“If I’m not here, I need you to know how to cook, how to clean, fold clothes, take care of brothers and sister, watch over your dad,” Gardner recalled her mom saying.

She also took all of Gardner’s medals and rewards, hung them all over a wall, and told her daughter, “When I’m not here to remind you how great you are every day, you look around and remember why you do this.”

That was a decade ago. The day before Gardner’s Olympic trials began, she received a text from her mom that read, “I lived for this.” Monica Gardner has been able to experience the highs and the lows of Gardner’s young career, which included an anterior cruciate ligament tear suffered during a powder-puff football game in high school and a disappointing seventh-place finish at the 2012 U.S. trials.

She also saw Gardner win five NCAA championships at the University of Oregon and blossom into one of the best young sprinters in the world. All of it by design.

“A lot of people say, ‘I want this or that,’ but when they realize how hard it is, they shy away from the work,” said Robert Johnson, the Oregon track and field coach. “Not her. She has a competitive spirit and fire like no other.”

Johnson says if anything, Gardner sets the bar too high at times.

“She has an unwavering and undying belief in her ability, and you want to nurture that,” he said. “But she would talk about running 10.9 or 10.8, and I’d say, ‘Slow down. Let’s just focus on a PR. One step at a time.’”

Gardner can’t help herself. That’s not her nature. Never has been. She always has known what lies beyond the finish line, even if others can’t quite see it yet.

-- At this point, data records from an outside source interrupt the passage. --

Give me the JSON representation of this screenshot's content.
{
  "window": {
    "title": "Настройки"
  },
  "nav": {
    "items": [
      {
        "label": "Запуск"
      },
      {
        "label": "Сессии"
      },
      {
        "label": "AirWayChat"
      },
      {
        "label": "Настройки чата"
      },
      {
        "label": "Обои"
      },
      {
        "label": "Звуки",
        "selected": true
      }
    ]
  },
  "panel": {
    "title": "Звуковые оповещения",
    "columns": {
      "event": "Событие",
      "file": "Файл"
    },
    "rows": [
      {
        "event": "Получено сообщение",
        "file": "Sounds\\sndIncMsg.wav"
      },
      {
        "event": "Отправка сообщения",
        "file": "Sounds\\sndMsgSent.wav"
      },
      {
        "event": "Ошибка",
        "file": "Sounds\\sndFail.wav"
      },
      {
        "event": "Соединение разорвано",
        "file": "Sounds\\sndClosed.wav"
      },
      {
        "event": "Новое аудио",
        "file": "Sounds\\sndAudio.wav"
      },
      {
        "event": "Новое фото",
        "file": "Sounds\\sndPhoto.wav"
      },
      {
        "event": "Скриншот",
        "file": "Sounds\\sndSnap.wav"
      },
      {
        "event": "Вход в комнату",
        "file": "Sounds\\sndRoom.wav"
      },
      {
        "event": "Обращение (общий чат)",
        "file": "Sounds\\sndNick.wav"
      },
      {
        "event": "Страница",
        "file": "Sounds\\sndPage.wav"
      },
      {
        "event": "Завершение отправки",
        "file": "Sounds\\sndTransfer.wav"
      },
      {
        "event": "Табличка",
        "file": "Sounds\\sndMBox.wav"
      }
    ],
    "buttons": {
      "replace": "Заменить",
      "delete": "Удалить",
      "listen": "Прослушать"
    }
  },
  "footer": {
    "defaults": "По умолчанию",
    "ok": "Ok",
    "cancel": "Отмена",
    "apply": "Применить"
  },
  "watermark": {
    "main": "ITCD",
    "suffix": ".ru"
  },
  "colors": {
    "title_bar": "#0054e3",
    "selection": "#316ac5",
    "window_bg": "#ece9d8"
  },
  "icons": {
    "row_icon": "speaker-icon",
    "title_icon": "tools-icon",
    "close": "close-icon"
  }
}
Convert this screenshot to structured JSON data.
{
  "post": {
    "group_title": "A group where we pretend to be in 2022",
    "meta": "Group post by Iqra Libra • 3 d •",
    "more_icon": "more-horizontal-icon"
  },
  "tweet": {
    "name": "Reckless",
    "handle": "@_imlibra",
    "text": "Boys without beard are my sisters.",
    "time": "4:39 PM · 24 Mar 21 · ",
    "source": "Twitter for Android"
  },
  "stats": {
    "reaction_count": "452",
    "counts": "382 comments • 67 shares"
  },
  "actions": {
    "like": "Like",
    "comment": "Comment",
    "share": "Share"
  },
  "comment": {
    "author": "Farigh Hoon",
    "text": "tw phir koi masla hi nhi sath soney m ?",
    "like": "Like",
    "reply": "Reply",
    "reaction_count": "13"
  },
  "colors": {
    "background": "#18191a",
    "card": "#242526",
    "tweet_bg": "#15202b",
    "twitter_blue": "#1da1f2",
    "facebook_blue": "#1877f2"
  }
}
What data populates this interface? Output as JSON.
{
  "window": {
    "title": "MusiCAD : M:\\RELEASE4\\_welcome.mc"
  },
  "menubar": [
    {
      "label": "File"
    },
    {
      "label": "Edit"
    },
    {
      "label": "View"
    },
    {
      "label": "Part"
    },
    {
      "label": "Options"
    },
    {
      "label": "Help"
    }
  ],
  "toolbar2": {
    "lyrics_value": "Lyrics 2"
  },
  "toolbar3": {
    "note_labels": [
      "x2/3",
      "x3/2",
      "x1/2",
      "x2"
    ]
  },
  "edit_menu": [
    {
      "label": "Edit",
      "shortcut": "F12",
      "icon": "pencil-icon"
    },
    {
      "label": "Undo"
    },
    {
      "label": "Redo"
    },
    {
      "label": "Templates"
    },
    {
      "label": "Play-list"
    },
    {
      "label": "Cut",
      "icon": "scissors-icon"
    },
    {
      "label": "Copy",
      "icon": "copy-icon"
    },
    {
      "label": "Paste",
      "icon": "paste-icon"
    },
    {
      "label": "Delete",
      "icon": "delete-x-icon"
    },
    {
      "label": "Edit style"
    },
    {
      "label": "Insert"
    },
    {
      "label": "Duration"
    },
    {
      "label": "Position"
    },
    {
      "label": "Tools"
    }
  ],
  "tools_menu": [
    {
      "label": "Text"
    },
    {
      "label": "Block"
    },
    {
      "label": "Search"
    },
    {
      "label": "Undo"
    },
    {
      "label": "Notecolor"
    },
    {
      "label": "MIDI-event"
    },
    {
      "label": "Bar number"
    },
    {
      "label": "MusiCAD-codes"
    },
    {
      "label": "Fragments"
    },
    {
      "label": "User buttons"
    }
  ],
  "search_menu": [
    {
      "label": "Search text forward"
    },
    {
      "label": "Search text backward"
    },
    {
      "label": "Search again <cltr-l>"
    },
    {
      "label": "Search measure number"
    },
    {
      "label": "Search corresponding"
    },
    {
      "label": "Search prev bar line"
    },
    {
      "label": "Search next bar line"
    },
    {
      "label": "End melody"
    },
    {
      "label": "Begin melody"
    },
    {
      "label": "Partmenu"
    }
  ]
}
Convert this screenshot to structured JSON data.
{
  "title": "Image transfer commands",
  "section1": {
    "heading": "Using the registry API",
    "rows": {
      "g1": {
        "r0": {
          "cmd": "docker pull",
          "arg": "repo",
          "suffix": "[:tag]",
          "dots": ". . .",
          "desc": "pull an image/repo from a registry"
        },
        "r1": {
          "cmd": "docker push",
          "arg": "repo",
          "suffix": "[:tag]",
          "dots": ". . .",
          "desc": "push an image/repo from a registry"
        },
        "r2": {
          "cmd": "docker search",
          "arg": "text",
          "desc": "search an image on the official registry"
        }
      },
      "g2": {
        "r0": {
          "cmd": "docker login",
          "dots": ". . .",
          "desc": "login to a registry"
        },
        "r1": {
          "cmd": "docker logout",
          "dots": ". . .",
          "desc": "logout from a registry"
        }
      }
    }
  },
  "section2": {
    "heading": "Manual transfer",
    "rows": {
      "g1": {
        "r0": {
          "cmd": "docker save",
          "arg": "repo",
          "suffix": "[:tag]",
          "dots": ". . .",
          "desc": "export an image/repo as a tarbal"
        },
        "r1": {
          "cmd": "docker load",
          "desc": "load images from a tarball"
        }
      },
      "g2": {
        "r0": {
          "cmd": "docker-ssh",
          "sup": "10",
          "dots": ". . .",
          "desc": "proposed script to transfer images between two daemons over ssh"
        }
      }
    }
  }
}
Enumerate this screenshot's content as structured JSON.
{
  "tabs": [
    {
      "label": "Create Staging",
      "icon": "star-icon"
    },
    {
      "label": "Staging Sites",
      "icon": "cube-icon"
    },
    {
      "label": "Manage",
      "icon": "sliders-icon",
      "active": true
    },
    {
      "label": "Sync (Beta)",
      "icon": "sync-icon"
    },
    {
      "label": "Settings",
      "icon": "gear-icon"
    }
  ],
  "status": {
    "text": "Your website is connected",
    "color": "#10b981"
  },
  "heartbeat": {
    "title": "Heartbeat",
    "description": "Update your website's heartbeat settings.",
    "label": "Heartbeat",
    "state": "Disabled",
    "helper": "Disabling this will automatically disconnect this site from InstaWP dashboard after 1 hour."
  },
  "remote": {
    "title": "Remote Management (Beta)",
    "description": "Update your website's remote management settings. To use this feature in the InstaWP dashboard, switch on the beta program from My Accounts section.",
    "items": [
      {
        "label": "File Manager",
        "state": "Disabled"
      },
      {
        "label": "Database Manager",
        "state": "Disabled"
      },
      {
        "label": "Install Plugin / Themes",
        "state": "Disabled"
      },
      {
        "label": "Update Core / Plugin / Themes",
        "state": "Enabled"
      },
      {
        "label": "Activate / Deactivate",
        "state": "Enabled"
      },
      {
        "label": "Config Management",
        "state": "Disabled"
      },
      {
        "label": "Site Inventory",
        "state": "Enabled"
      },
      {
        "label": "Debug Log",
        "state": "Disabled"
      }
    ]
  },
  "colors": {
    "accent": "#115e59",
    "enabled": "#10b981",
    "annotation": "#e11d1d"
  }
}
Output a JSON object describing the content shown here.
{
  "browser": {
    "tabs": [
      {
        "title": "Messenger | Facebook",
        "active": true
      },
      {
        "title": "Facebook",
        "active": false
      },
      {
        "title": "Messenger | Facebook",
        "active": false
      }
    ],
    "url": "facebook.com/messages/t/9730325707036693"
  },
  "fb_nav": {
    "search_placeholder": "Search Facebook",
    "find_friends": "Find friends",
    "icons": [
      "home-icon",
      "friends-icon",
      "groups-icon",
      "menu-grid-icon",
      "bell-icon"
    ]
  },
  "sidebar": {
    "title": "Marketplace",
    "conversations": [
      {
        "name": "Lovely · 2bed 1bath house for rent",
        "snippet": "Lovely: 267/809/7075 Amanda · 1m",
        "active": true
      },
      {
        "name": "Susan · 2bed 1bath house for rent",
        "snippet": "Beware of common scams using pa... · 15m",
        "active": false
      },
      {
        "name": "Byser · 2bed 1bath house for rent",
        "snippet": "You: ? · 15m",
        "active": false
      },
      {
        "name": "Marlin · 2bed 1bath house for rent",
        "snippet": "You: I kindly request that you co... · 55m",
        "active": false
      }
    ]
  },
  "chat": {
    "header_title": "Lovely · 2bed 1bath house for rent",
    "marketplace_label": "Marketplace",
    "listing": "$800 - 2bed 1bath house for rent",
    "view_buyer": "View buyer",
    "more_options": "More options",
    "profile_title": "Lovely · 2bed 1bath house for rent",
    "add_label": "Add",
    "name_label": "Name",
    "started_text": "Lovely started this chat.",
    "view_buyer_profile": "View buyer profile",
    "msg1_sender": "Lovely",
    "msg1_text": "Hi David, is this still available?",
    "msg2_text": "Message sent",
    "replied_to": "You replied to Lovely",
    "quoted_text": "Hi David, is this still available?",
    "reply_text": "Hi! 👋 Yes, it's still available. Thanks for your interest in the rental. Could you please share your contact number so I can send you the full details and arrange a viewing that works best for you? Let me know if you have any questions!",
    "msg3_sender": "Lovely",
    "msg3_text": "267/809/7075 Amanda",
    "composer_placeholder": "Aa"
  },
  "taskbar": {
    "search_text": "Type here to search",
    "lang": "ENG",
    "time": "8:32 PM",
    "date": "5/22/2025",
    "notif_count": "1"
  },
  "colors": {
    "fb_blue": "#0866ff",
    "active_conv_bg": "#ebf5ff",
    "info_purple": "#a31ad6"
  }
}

“I was taught to speak things into existence,” Gardner said. “There’s life and death in the power of your tongue. You’re the controller or your fate, and life is about choices. So I always choose to put that positive energy out there.”